“There is nothing that would slam the breaks more quickly on our hard-won momentum to be the leader in the global race for 5G network deployment more quickly than the federal government stepping-in to build those networks. The best way to future-proof the nation’s communications networks is to continue to encourage and incentivize America’s broadband companies -- working hand-in-glove with the rest of the internet ecosystem, and in partnership with government, to continue do what we do best: invest, innovate, and lead.”
Air Force Brig. Gen. Robert Spalding, who formerly served as the National Security Council senior director for strategic planning, floated a draft presentation suggesting that China’s potential 5G dominance requires a domestic response in the form of a U.S.-controlled 5G network with access to the network leased to private carriers. Harvard Law School professor Susan Crawford, author of “Captive Audience: The Telecom Industry and Monopoly Power in the New Gilded Age,” argues that a national initiative to expand 5G coverage to all Americans would benefit customers in the form of faster speeds and lower costs.
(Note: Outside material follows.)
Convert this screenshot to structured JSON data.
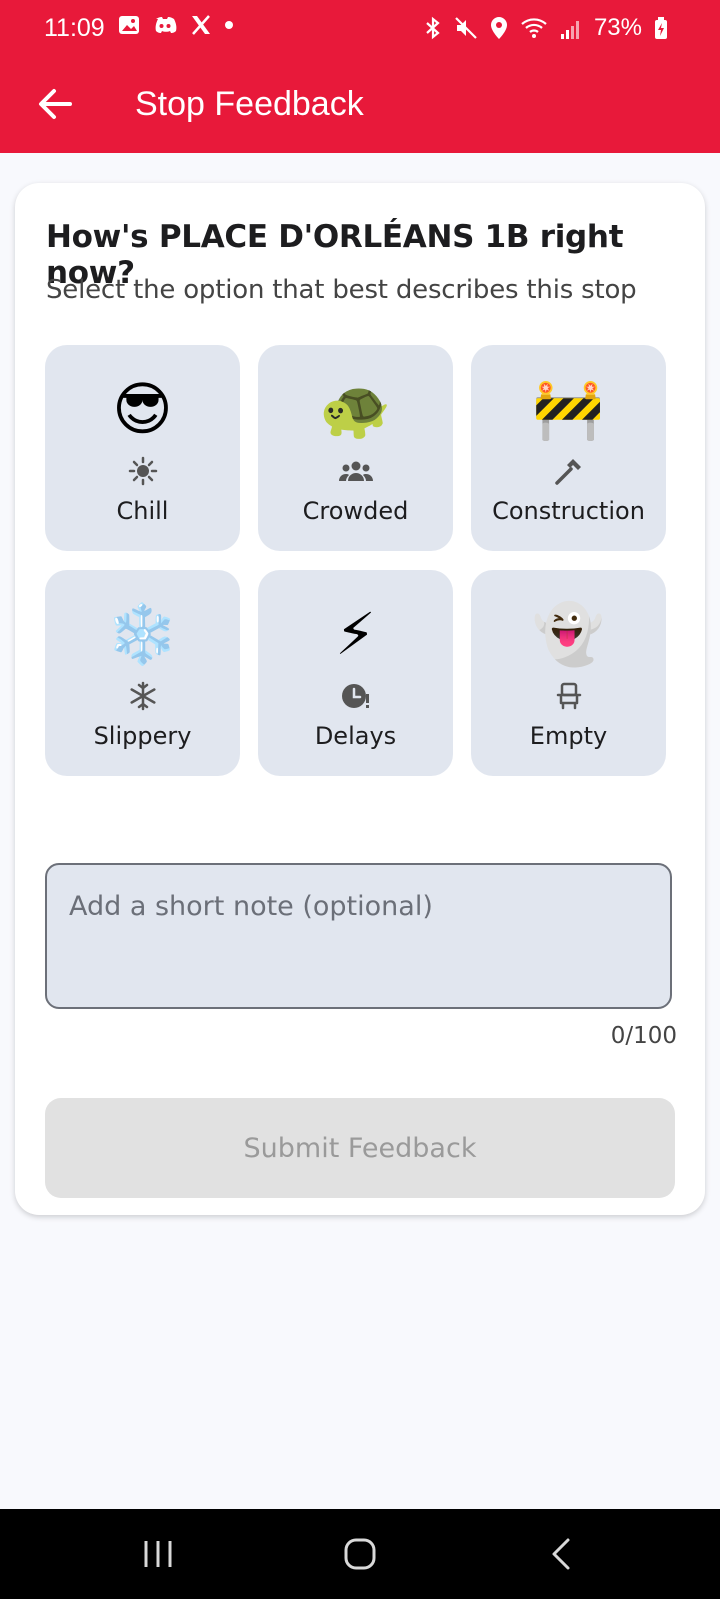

This bill has 10 bipartisan cosponsors, including six Republicans and four Democrats.
Of Note: Although most observers consider the question of 5G nationalization to be a settled issue, some Trump administration advisors have recently proposed a nationally-built 5G network as a means to guarantee network security and streamline buildouts that’ll otherwise happen along multiple wireless carriers’ individual timelines and directives. While White House officials have said they don’t support efforts to nationalize the 5G network, a document leaked in January 2018 suggested that the administration was considering the idea. However, the pushback to this idea appears to have caused the administration to put this idea on the back burner.
Some people connected to the Trump administration and re-election campaign notably support nationalized 5G. Newt Gingrich, Karl Rove and Trump re-election campaign manager Brad Pascale are among those who support a government-backed plan to have the federal government manage 5G airwaves’ sharing with wireless providers. However, others in the Trump administration, such as White House economic advisor Larry Kudlow, don’t support nationalized 5G.
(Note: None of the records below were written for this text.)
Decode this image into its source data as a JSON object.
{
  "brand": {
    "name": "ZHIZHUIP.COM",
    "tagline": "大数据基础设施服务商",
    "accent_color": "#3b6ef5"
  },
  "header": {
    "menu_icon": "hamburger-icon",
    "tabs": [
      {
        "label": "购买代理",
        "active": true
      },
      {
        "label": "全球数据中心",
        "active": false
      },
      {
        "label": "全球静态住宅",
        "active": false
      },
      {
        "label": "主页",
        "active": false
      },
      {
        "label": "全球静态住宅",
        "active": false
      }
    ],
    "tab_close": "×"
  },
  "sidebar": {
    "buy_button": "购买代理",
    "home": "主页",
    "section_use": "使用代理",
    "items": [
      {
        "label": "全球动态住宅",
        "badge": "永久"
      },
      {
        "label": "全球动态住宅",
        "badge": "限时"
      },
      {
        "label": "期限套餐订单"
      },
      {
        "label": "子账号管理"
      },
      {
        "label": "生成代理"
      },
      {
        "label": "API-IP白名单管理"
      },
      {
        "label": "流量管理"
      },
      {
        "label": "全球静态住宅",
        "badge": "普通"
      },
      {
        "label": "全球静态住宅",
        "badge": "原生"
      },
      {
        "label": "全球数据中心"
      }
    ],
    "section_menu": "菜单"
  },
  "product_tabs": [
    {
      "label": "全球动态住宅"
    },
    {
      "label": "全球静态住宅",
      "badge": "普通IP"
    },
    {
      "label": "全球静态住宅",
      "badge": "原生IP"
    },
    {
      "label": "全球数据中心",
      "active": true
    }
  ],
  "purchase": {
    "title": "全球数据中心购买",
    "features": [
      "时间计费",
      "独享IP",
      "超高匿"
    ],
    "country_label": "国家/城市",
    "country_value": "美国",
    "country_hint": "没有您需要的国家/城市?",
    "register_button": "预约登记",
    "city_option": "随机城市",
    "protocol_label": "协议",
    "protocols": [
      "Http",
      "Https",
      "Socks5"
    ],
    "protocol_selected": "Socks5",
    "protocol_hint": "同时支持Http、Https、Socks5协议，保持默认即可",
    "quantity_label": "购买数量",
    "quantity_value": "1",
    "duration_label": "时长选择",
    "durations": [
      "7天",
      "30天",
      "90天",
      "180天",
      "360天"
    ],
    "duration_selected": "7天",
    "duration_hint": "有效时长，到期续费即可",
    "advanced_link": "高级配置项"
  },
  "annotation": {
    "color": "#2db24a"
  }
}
In March 2019, despite the Trump administration’s apparent walkback of its nationalized 5G network suggestion, the Trump re-election campaign backed a plan to give the government a role in managing 5G wireless networks. As reported by Politico, the re-election campaign’s plan would entail the government taking 5G airwaves and designing a system to allow its sharing with wireless providers on a wholesale basis. Kayleigh McEnany, national press secretary for the Trump 2020 campaign, said, “A 5G wholesale market would drive down costs and provide access to millions of Americans who are currently underserved. This is in line with President Trump’s agenda to benefit all Americans, regardless of geography." However, the Trump campaign walked back its position shortly after announcing it, saying that there was “no daylight” between the campaign’s and administration’s positions on nationalizing 5G.
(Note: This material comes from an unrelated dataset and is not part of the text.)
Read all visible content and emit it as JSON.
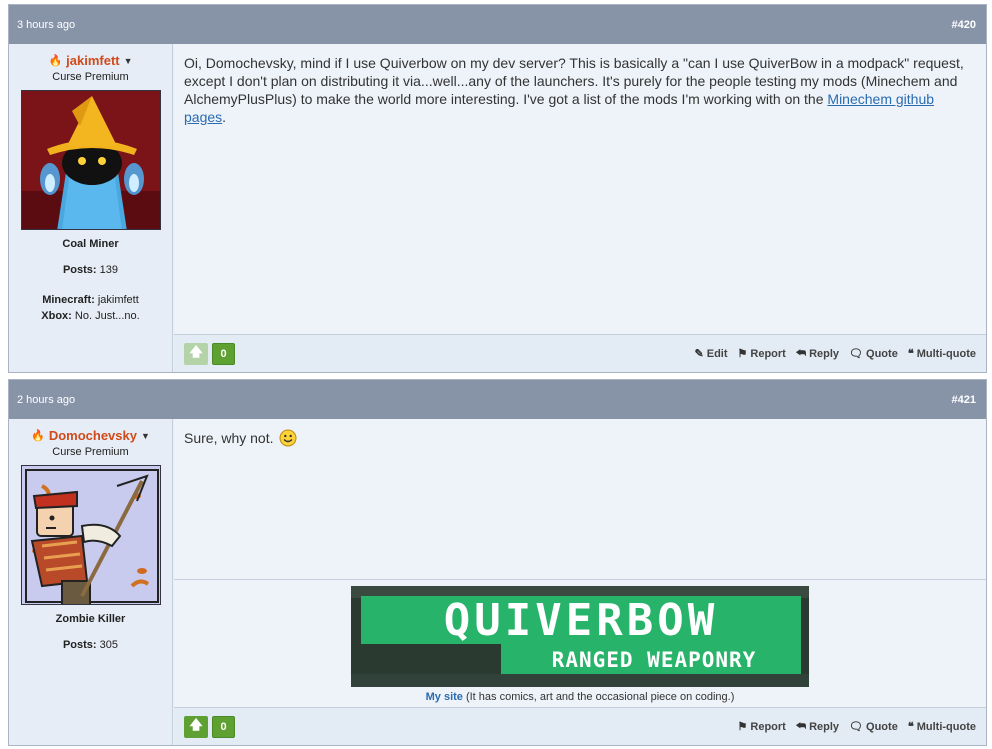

Under the Trump administration, the U.S. has already been actively involved in lobbying foreign governments to secure their 5G networks against potential risks from Chinese government-backed communications equipment suppliers. As of November 2018, the U.S. had asked the Australian, Canadian, South Korean, German, Italian and Japanese governments to block Huawei hardware’s use in their 5G networks.
In response to the U.S. request, one major Italian carrier said it would be “a very tough call” to avoid Huawei equipment. Citing Huawei’s leadership position in the telecom industry, the Italian carrier suggested that it may not be possible to cooperate with the U.S. on its initiative to keep Huawei equipment out of U.S. allies’ 5G networks.
Summary by Lorelei Yang(Photo Credit: iStockphoto.com / sarayut)